 So Joshua called together the twelve men he had appointed from the Israelites, one from each tribe,  and said to them, “Go over before the ark of the Lord your God into the middle of the Jordan. Each of you is to take up a stone on his shoulder, according to the number of the tribes of the Israelites,  to serve as a sign among you. In the future, when your children ask you, ‘What do these stones mean?’  tell them that the flow of the Jordan was cut off before the ark of the covenant of the Lord. When it crossed the Jordan, the waters of the Jordan were cut off. These stones are to be a memorial to the people of Israel forever.”

Often times in the Old Testament, people would stack stones to remember an encounter or agreement they had with God or with one another. These stones weren’t magical. They weren’t to be worshiped, but they did serve as a reminder of what God had done. How many times has God shown up, and helped us when we were in need?
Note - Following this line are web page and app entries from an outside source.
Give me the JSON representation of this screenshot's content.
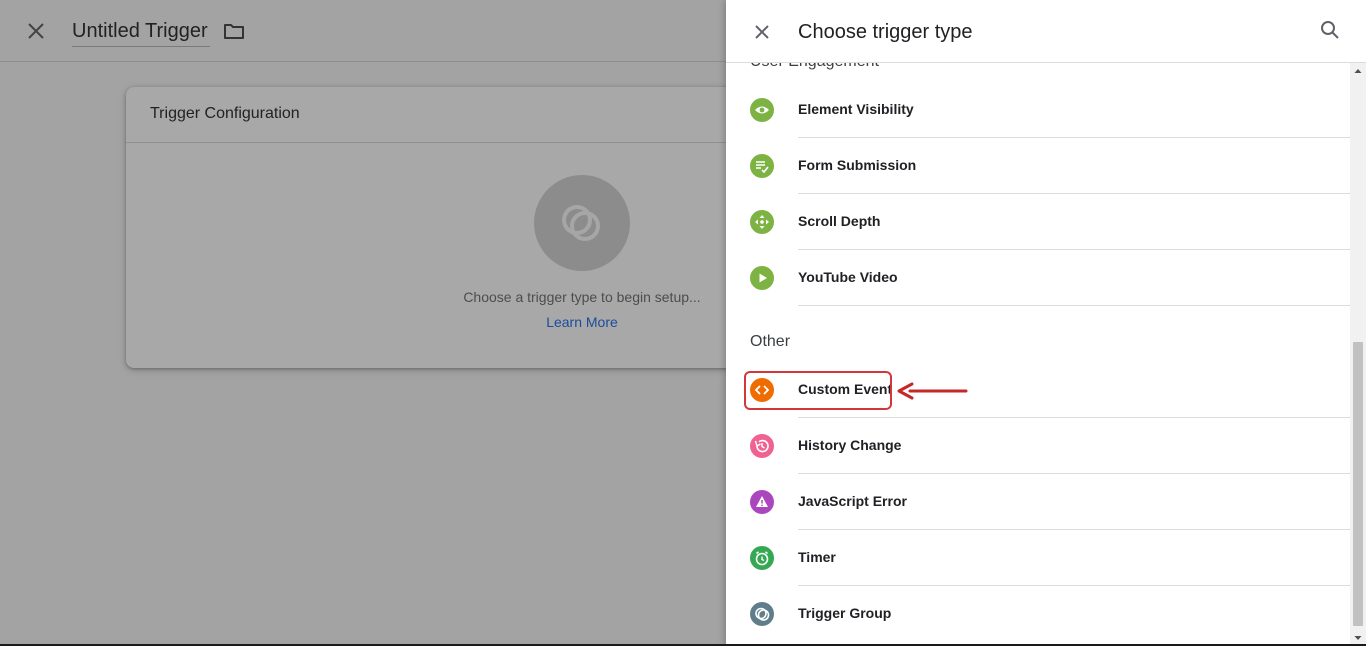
{
  "editor": {
    "title": "Untitled Trigger",
    "card_title": "Trigger Configuration",
    "hint": "Choose a trigger type to begin setup...",
    "link": "Learn More"
  },
  "panel": {
    "title": "Choose trigger type",
    "sections": {
      "engagement": "User Engagement",
      "other": "Other"
    },
    "items": [
      {
        "label": "Element Visibility",
        "icon": "eye-icon",
        "color": "#7cb342"
      },
      {
        "label": "Form Submission",
        "icon": "form-submit-icon",
        "color": "#7cb342"
      },
      {
        "label": "Scroll Depth",
        "icon": "scroll-depth-icon",
        "color": "#7cb342"
      },
      {
        "label": "YouTube Video",
        "icon": "play-icon",
        "color": "#7cb342"
      },
      {
        "label": "Custom Event",
        "icon": "code-icon",
        "color": "#ef6c00"
      },
      {
        "label": "History Change",
        "icon": "history-icon",
        "color": "#f06292"
      },
      {
        "label": "JavaScript Error",
        "icon": "warning-icon",
        "color": "#ab47bc"
      },
      {
        "label": "Timer",
        "icon": "alarm-icon",
        "color": "#34a853"
      },
      {
        "label": "Trigger Group",
        "icon": "trigger-group-icon",
        "color": "#607d8b"
      }
    ]
  },
  "colors": {
    "highlight": "#d3373a",
    "link": "#1a73e8"
  }
}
How many times has He Brought healing, provision, or wrapped His arms around us when we needed it… and yet…. the next month when we were depressed, or the bills were piling up, we began to fear and doubt all over again?

The people piled the rocks.

“God, this is what YOU did! We couldn’t make it across on our own. We couldn’t part the waters. All we could do was be obedient to what you wanted… you did the rest. Let us not forget how awesome you are. Let our children, and our friends, and the doubters see how awesome you are.”

Why do we call it RockPile Church?

Because it’s a reminder that God has saved us. That, right now, we are ankle deep (sometimes it feels like waist deep) in rushing waters… and yet we move forward knowing that, since God instructed it, we can’t fail.

Our Mission is to “glorify God and help people get where He wants them to be”.

Everyone has their river (or even rivers) to cross. For some It could be meeting God for the first time, or for others it might be stepping out into something He is asking of them.  We want to help people find a place to stack their rocks and say “Look at what God has done”!

Are we doing this the “correct way”?  I guess (church plant speaking) I really don’t know. I’ve had people tell me this church has to be done with a parent church, or a church planting organization, or it has to start in a building, or in our living room, or one of about 1000 different models for church planting, or we have to book T.D. Jakes to speak at our launch. There is much wisdom in many of the questions we have received. We take each to heart. But in the end, RockPile may look vastly different from other church plants… our best hope is to simply do what He guides us to do. For His glory alone.

Will I always make the right decisions? Probably not. There are times I may misconstrue God’s will, or have to stop and retune to what He is directing (we all have to). Maybe God doesn’t want me to buy a dune buggy after all (that’s a joke… don’t start rescinding your donations quite yet).  But, despite RockPile’s differences in style, denomination, or mode of operation… I just want it to be His creation.

I’ll be honest, I don’t actually know what success looks like here. Maybe RockPile will be a growing, thriving church in a year. Maybe “Well Played” (The indoor play center) will take off and be a big hit. Maybe God could throw us a curve ball and change it all. Maybe we are here to simply offer support to the other churches in the area (which I hope to do regardless). I just want what He wants. Yes, that’s easer to say than to actually fully take to heart…I have my own will and desires. I already have it in my head how I want this to work out. It may be in line with how it goes, it may not be.

But on the other side of this… let this be a reminder that God is faithful. That if we move when God tells us to, He will undoubtedly move with us. This story. This adventure. The bugs, the broken lawn mowers, the job hunt, the scrounging for money, the sunsets, the porch swings, and the laughing kids who see an armadillo for the first time (albeit, most of them dead on the road)…. they are a pile of rocks to remember when we stepped out with God and said, “Yea, God…I’ll move”.

I wouldn’t… couldn’t write this story any other way.

Ok, well… back to the job hunt… oh, and anyone know how to kill fire ants?

- Matt Netzer